(Data entries)
◆ ◆ ◆ ◆
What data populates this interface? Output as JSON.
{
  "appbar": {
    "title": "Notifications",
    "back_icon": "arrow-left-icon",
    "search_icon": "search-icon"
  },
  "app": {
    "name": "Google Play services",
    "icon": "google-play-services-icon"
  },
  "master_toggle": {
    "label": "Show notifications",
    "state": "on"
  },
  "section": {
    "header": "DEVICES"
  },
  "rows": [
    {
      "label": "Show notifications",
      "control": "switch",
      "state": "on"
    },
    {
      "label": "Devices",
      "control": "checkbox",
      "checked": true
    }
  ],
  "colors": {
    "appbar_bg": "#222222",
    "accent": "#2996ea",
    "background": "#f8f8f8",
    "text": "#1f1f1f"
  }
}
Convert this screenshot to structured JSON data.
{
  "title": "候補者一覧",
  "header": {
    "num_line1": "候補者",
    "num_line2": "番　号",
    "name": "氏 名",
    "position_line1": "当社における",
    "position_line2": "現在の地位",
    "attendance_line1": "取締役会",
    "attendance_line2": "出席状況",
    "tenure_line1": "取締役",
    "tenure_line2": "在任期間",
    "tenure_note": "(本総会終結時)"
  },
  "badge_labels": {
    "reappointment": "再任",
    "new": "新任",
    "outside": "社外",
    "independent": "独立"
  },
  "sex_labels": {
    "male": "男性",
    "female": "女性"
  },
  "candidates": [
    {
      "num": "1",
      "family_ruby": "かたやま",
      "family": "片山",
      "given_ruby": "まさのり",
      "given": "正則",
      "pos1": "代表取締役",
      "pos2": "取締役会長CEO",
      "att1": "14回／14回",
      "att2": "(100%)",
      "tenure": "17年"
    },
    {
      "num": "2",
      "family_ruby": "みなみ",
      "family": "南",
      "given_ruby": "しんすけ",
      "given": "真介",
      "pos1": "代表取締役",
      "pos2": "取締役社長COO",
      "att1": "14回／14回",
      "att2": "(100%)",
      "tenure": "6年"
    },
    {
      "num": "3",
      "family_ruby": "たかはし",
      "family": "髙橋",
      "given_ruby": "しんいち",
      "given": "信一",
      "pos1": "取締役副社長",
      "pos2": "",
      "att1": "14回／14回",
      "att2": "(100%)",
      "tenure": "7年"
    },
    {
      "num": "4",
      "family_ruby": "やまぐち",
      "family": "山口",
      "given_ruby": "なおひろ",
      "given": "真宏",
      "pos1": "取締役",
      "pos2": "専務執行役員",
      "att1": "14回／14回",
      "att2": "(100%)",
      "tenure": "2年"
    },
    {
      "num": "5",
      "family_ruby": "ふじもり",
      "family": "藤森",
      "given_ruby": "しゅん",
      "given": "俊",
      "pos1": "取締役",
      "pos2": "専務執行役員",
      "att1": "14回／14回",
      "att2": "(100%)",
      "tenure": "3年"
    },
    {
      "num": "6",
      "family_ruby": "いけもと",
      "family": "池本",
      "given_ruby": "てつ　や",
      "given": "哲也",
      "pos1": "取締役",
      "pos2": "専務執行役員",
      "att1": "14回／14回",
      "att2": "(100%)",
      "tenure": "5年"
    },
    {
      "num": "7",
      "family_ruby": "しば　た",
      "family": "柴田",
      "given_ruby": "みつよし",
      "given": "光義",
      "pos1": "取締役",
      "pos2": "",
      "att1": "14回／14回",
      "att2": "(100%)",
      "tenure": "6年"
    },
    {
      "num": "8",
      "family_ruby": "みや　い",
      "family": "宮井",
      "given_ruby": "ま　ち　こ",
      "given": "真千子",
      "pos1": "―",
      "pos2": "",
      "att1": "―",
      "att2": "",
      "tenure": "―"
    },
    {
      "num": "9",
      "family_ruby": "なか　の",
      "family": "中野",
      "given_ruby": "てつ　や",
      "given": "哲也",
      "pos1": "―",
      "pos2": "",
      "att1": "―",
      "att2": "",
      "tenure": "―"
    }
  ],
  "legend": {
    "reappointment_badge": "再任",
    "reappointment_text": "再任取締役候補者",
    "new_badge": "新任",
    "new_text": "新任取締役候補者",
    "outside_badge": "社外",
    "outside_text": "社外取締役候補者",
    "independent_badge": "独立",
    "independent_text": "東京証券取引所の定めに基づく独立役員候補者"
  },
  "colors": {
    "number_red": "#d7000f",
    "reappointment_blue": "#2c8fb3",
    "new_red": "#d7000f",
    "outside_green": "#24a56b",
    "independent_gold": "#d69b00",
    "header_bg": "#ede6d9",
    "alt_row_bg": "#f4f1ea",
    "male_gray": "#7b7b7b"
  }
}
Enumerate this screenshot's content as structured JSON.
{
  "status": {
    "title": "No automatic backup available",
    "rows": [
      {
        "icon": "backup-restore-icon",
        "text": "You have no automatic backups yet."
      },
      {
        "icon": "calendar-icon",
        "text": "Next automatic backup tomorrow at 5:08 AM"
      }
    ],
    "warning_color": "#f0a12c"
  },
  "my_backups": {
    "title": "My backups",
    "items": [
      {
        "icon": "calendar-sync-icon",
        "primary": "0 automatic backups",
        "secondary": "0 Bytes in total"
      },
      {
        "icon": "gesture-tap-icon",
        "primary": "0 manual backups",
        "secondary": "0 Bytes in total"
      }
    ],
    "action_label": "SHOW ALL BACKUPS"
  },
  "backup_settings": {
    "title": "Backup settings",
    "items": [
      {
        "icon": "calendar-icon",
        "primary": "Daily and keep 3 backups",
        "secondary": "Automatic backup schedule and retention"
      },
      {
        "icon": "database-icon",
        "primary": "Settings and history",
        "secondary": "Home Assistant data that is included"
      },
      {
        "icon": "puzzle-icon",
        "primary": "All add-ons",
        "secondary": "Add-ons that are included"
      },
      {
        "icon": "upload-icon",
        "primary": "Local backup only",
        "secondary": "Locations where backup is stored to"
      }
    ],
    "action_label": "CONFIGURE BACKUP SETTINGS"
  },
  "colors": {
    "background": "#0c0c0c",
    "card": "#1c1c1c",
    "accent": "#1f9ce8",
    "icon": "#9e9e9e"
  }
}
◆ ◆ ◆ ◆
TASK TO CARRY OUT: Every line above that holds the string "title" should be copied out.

ANSWER:
    "title": "Notifications",
  "title": "候補者一覧",
    "title": "No automatic backup available",
    "title": "My backups",
    "title": "Backup settings",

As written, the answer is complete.